Website and app data records:
_ _ _

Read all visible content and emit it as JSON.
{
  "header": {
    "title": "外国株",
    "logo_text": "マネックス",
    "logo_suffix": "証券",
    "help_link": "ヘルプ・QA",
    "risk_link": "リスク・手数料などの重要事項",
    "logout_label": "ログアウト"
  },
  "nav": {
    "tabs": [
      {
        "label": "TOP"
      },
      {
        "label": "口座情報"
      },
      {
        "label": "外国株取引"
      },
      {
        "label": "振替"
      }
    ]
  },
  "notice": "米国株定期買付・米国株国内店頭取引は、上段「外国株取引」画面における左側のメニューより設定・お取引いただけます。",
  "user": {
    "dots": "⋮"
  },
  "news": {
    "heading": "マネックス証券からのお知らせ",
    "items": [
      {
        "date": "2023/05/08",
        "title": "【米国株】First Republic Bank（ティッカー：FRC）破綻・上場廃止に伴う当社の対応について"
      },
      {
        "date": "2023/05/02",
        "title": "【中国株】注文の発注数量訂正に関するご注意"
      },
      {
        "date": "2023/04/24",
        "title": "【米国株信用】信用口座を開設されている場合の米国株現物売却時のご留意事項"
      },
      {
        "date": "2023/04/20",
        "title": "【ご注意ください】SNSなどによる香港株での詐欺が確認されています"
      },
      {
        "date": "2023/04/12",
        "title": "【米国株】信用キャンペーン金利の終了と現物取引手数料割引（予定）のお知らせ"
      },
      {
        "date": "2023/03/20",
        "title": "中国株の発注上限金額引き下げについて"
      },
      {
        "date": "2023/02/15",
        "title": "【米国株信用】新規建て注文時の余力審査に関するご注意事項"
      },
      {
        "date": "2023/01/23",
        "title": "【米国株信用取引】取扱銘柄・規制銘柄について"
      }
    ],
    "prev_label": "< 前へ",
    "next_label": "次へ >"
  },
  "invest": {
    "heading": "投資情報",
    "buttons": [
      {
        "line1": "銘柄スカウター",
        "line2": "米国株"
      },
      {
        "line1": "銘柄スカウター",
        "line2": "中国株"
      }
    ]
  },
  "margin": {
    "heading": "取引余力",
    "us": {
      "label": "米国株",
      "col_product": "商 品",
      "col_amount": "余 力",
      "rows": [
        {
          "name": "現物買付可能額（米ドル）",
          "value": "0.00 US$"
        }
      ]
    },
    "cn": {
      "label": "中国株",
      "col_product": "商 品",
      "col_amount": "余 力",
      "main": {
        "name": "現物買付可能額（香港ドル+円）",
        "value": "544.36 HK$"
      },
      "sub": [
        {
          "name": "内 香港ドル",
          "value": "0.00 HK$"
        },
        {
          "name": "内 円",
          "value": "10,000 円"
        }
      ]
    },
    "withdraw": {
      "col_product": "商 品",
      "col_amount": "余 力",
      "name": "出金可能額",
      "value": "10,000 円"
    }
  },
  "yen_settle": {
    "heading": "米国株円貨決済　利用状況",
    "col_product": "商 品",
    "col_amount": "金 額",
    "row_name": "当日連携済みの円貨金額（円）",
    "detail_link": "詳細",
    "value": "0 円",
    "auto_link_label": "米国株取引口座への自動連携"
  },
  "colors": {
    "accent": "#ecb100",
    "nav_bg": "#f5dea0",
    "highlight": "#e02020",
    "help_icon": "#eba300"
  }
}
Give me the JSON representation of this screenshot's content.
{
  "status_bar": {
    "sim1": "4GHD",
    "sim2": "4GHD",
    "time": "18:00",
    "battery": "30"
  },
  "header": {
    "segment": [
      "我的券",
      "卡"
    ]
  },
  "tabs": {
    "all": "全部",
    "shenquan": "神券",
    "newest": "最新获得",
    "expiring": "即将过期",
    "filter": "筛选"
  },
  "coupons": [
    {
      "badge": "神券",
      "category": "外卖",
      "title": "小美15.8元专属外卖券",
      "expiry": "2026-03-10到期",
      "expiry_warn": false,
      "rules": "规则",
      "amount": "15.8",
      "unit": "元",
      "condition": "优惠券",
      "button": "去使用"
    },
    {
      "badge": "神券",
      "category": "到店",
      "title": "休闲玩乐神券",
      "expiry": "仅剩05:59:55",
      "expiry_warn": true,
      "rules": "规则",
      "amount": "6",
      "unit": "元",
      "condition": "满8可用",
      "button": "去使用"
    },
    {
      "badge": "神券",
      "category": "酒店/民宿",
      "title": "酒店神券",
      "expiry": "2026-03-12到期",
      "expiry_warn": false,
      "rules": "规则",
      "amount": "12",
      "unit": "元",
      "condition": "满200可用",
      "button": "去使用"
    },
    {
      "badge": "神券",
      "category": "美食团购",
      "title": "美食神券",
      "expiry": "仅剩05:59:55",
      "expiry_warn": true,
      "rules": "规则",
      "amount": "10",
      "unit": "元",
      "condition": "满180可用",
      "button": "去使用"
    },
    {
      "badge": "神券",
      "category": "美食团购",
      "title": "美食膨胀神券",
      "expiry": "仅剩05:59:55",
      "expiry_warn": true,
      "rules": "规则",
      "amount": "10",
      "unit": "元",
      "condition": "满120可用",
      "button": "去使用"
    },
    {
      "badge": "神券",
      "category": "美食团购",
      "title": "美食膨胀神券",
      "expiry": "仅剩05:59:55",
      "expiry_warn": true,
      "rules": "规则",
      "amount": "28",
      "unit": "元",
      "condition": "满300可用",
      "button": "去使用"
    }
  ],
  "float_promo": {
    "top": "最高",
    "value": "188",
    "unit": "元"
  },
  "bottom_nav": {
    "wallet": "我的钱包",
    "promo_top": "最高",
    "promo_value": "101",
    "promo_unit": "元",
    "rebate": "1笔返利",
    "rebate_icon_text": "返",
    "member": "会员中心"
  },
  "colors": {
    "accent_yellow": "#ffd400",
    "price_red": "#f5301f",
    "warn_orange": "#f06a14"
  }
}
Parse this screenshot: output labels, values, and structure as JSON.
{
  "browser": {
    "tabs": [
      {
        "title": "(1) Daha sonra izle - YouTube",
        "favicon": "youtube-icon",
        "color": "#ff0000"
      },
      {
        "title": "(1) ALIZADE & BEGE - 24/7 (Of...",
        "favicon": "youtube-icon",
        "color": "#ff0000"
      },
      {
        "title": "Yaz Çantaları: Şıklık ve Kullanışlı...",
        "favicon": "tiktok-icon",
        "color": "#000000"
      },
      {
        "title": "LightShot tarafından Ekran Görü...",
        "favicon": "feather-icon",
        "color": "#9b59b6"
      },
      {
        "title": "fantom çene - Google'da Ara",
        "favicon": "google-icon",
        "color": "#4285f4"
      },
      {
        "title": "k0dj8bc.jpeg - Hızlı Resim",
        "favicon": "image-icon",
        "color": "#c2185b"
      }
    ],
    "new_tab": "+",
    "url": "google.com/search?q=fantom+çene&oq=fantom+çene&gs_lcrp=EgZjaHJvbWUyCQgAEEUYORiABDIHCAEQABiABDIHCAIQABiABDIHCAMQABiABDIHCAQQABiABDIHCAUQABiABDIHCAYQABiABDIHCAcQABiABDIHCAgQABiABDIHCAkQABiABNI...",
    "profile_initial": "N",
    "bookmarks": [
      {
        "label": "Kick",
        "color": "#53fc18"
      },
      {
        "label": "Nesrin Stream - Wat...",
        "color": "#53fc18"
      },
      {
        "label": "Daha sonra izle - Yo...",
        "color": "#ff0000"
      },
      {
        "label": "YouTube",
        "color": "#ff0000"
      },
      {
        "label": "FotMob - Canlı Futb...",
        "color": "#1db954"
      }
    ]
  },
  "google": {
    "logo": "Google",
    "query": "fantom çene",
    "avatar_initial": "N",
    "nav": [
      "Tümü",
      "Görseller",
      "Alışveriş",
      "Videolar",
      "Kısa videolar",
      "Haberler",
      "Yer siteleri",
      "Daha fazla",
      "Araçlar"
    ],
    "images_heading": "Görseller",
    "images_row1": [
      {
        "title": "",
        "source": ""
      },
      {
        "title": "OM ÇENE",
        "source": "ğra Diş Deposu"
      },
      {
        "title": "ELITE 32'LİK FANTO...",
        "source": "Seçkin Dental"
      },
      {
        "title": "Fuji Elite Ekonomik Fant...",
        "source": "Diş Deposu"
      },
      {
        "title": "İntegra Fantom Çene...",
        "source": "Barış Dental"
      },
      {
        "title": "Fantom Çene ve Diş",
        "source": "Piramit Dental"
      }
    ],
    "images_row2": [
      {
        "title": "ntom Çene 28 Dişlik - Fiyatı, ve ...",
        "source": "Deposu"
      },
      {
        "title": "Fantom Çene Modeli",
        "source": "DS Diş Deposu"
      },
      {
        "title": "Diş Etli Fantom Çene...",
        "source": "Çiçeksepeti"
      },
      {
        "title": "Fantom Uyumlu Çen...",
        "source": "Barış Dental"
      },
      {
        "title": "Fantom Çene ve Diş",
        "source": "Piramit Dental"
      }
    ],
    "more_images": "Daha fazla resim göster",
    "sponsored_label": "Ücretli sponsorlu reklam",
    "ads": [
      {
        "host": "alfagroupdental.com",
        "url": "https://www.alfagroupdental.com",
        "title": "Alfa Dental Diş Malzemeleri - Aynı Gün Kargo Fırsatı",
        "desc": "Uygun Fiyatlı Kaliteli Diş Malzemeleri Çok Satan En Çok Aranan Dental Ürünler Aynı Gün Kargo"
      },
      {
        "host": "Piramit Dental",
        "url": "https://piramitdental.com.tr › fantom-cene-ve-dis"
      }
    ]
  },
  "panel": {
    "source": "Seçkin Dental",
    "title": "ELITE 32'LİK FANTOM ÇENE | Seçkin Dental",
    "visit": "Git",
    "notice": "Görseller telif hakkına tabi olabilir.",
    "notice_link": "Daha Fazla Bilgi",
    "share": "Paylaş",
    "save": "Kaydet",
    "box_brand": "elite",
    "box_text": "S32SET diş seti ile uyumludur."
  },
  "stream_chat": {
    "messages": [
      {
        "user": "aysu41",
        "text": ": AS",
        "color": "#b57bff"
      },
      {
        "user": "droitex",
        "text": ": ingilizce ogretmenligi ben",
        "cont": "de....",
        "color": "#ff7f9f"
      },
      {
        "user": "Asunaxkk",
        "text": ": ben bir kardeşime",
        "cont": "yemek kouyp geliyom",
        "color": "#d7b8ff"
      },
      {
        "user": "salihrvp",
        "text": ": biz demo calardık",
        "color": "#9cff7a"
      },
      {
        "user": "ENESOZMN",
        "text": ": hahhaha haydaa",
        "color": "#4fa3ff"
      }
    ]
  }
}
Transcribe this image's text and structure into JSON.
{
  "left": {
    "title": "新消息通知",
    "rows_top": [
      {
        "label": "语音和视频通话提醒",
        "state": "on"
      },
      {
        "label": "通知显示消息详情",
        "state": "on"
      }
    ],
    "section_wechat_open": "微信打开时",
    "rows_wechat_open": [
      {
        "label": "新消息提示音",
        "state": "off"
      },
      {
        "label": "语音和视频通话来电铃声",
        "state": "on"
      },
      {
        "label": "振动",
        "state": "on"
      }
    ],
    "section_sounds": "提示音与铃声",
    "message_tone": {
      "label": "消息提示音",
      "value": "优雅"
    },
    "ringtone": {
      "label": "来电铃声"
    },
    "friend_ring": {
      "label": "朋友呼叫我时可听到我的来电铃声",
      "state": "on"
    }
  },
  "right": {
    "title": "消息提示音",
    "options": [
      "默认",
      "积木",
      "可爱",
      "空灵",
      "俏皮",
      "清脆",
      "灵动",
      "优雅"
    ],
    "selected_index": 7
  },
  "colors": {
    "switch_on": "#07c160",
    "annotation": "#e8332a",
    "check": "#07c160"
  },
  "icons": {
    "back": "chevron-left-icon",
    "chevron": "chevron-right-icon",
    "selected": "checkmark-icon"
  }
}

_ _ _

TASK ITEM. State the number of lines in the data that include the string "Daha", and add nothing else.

WRITTEN REPLY. 5